  9. By: Rebeca Jiménez-Rodríguez (University of Salamanca); Giuseppe Russo (University of Salerno and CSEF)
    Abstract: Selective immigration policies set lower barriers to entry for skilled workers. However, simple economic intuition suggests that skilled majorities should welcome unskilled immigrants and protect skilled natives. This paper studies the voting over a selective policy in a two-country, three-factor model with skilled and unskilled labor, endogenous migration decisions, costly border enforcement and aversion to immigration. Results show that heterogeneity in capital distribution forces skilled voters to form a coalition with unskilled voters, who become pivotal. The voting outcome is therefore biased towards the preferences of the latter, and consists in a selective protectionism. Finally, immigration aversion helps to explain why skilled majorities do not bring down entry barriers against unskilled workers.
    Keywords: selective immigration policies, multidimensional voting, cultural preferences, Condorcet winner
    JEL: D72 F22 J18
    Date: 2011–07–05
  10. By: Carlos Eduardo S. Gonçalves (Universidade de São Paulo); Ricardo A. Madeira (Universidade de São Paulo); Mauro Rodrigues (Universidade de São Paulo)
    Abstract: Duverger claimed more than 50 years ago that the number of candidates in elections should be a function of electoral rules. Both his “law” and “hypothesis” suggest the number of candidates vying for seats in elections to be tightly linked to characteristics of the electoral process such as its degree of proportionality and the presence of runoffs. Here we test the validity of Duverger’s claim using data from municipal elections in Brazil. Our study differs from others in the field in two important dimensions. First, by using municipal data we avoid the usual problems that plague statistical analysis using cross-country data. Secondly, we have a truly exogenous source of variation due to a change in electoral legislation introduced by the constitutional reform of 1988: simple plurality remained the rule only in municipalities with less than 200,000 voters, and a second-ballot became mandatory for the others above that threshold. This allows for a neat identification strategy using panel data. Our main finding is that elections with runoffs lure greater numbers of candidates in municipalities with sufficiently high levels of heterogeneity.
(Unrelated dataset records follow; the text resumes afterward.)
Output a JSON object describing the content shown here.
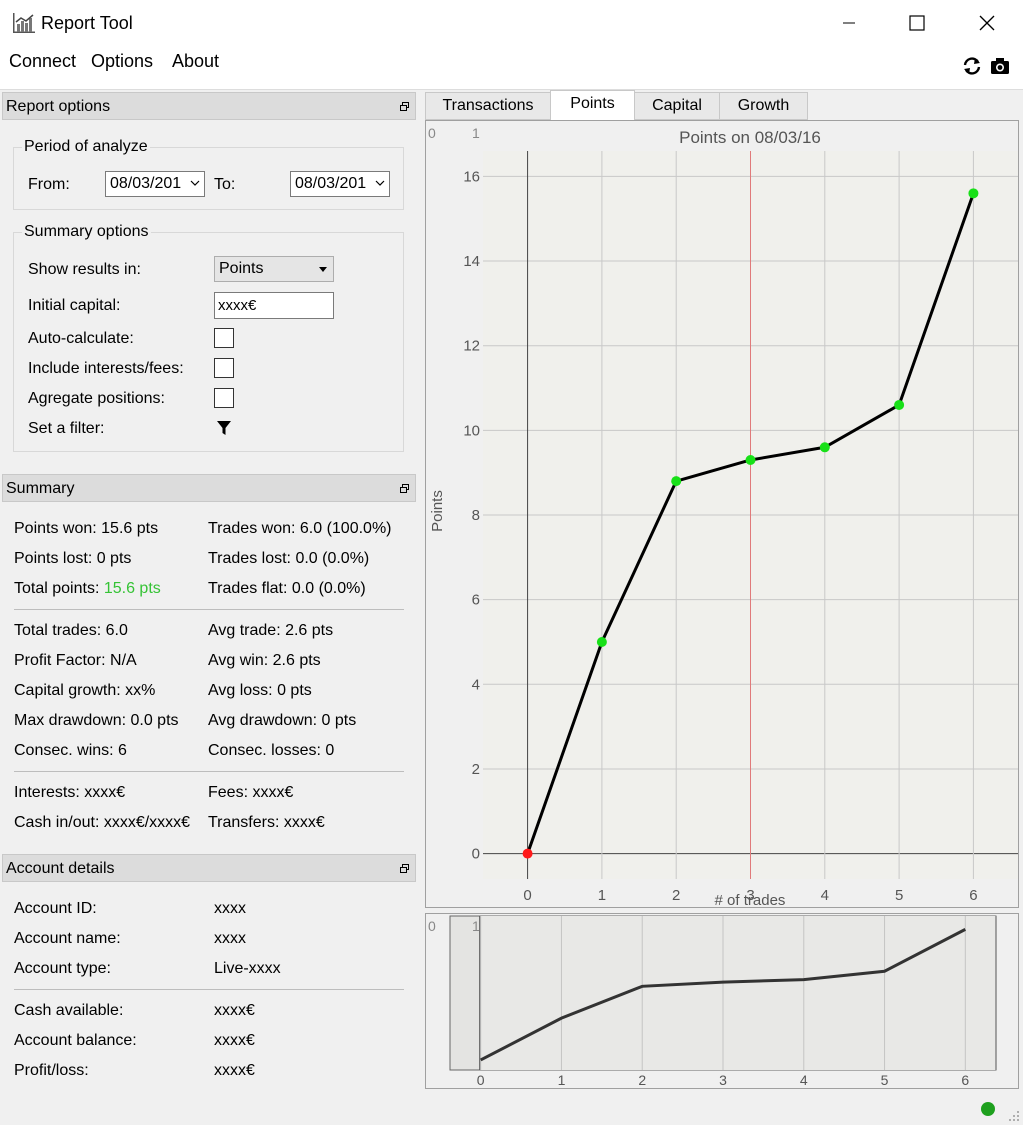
{
  "window": {
    "title": "Report Tool"
  },
  "menu": {
    "items": [
      "Connect",
      "Options",
      "About"
    ]
  },
  "toolbar": {
    "refresh_icon": "refresh-icon",
    "camera_icon": "camera-icon"
  },
  "report_options": {
    "header": "Report options",
    "period": {
      "title": "Period of analyze",
      "from_label": "From:",
      "from_value": "08/03/201",
      "to_label": "To:",
      "to_value": "08/03/201"
    },
    "summary_options": {
      "title": "Summary options",
      "show_results_label": "Show results in:",
      "show_results_value": "Points",
      "initial_capital_label": "Initial capital:",
      "initial_capital_value": "xxxx€",
      "auto_calculate_label": "Auto-calculate:",
      "include_interests_label": "Include interests/fees:",
      "aggregate_label": "Agregate positions:",
      "filter_label": "Set a filter:"
    }
  },
  "summary": {
    "header": "Summary",
    "points_won": "Points won: 15.6 pts",
    "trades_won": "Trades won: 6.0 (100.0%)",
    "points_lost": "Points lost: 0 pts",
    "trades_lost": "Trades lost: 0.0 (0.0%)",
    "total_points_label": "Total points:",
    "total_points_value": "15.6 pts",
    "trades_flat": "Trades flat: 0.0 (0.0%)",
    "total_trades": "Total trades: 6.0",
    "avg_trade": "Avg trade: 2.6 pts",
    "profit_factor": "Profit Factor: N/A",
    "avg_win": "Avg win: 2.6 pts",
    "capital_growth": "Capital growth: xx%",
    "avg_loss": "Avg loss: 0 pts",
    "max_drawdown": "Max drawdown: 0.0 pts",
    "avg_drawdown": "Avg drawdown: 0 pts",
    "consec_wins": "Consec. wins: 6",
    "consec_losses": "Consec. losses: 0",
    "interests": "Interests: xxxx€",
    "fees": "Fees: xxxx€",
    "cash_inout": "Cash in/out: xxxx€/xxxx€",
    "transfers": "Transfers: xxxx€"
  },
  "account": {
    "header": "Account details",
    "rows": [
      {
        "label": "Account ID:",
        "value": "xxxx"
      },
      {
        "label": "Account name:",
        "value": "xxxx"
      },
      {
        "label": "Account type:",
        "value": "Live-xxxx"
      },
      {
        "label": "Cash available:",
        "value": "xxxx€"
      },
      {
        "label": "Account balance:",
        "value": "xxxx€"
      },
      {
        "label": "Profit/loss:",
        "value": "xxxx€"
      }
    ]
  },
  "tabs": [
    {
      "label": "Transactions",
      "active": false
    },
    {
      "label": "Points",
      "active": true
    },
    {
      "label": "Capital",
      "active": false
    },
    {
      "label": "Growth",
      "active": false
    }
  ],
  "colors": {
    "positive": "#35c335",
    "marker_green": "#18e018",
    "marker_red": "#ff1a1a",
    "cursor_line": "#e07a7a",
    "status_ok": "#1ea01e"
  },
  "chart_data": [
    {
      "type": "line",
      "title": "Points on 08/03/16",
      "xlabel": "# of trades",
      "ylabel": "Points",
      "x": [
        0,
        1,
        2,
        3,
        4,
        5,
        6
      ],
      "series": [
        {
          "values": [
            0,
            5.0,
            8.8,
            9.3,
            9.6,
            10.6,
            15.6
          ]
        }
      ],
      "marker_colors": [
        "red",
        "green",
        "green",
        "green",
        "green",
        "green",
        "green"
      ],
      "xlim": [
        -0.6,
        6.6
      ],
      "ylim": [
        -0.6,
        16.6
      ],
      "xticks": [
        "0",
        "1",
        "2",
        "3",
        "4",
        "5",
        "6"
      ],
      "yticks": [
        "0",
        "2",
        "4",
        "6",
        "8",
        "10",
        "12",
        "14",
        "16"
      ],
      "cursor_x": 3,
      "grid": true,
      "corner_labels": [
        "0",
        "1"
      ]
    },
    {
      "type": "line",
      "x": [
        0,
        1,
        2,
        3,
        4,
        5,
        6
      ],
      "series": [
        {
          "values": [
            0,
            5.0,
            8.8,
            9.3,
            9.6,
            10.6,
            15.6
          ]
        }
      ],
      "xticks": [
        "0",
        "1",
        "2",
        "3",
        "4",
        "5",
        "6"
      ],
      "grid": true,
      "corner_labels": [
        "0",
        "1"
      ]
    }
  ]
}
    Keywords: Duverger's law, runoff, heterogeneity
    JEL: D70 D72
    Date: 2011
  11. By: Panu Pelkonen
    Abstract: In this study, a long-term impact of additional schooling at the lower end of the educational distribution is measured on voter turnout. Schooling is instrumented with a staged Norwegian school reform, which increased minimum attainment by two years - from seven to nine. The impact is measured at two levels: individual, and municipality level. Both levels of analysis suggest that the additional education has no effect on the turnout rates. At the individual level, the impact of education is also tested on various measures of civic outcomes. Of these, only the likelihood of signing a petition is positively affected by education.
    Keywords: Education, Externalities, Voting, School reform
    JEL: H23 I21
    Date: 2009–09
  12. By: M. Casari; J. Zhang; C. Jackson
    Abstract: It is still an open question when groups will perform better than individuals in intellectual tasks. We report that in a company takeover experiment, groups placed better bids than individuals and substantially reduced the winner’s curse. This improvement was mostly due to peer pressure over the minority opinion and to group learning. Learning took place from interacting and negotiating consensus with others, not simply from observing their bids. When there was disagreement within a group, what prevailed was not the best proposal but the one of the majority. Groups underperformed with respect to a “truth wins” benchmark although they outperformed individuals deciding in isolation.
    JEL: C91 C92 D81
    Date: 2011–06

General information on the NEP project can be found at For comments please write to the director of NEP, Marco Novarese at <>. Put “NEP” in the subject, otherwise your mail may be rejected.
NEP’s infrastructure is sponsored by the School of Economics and Finance of Massey University in New Zealand.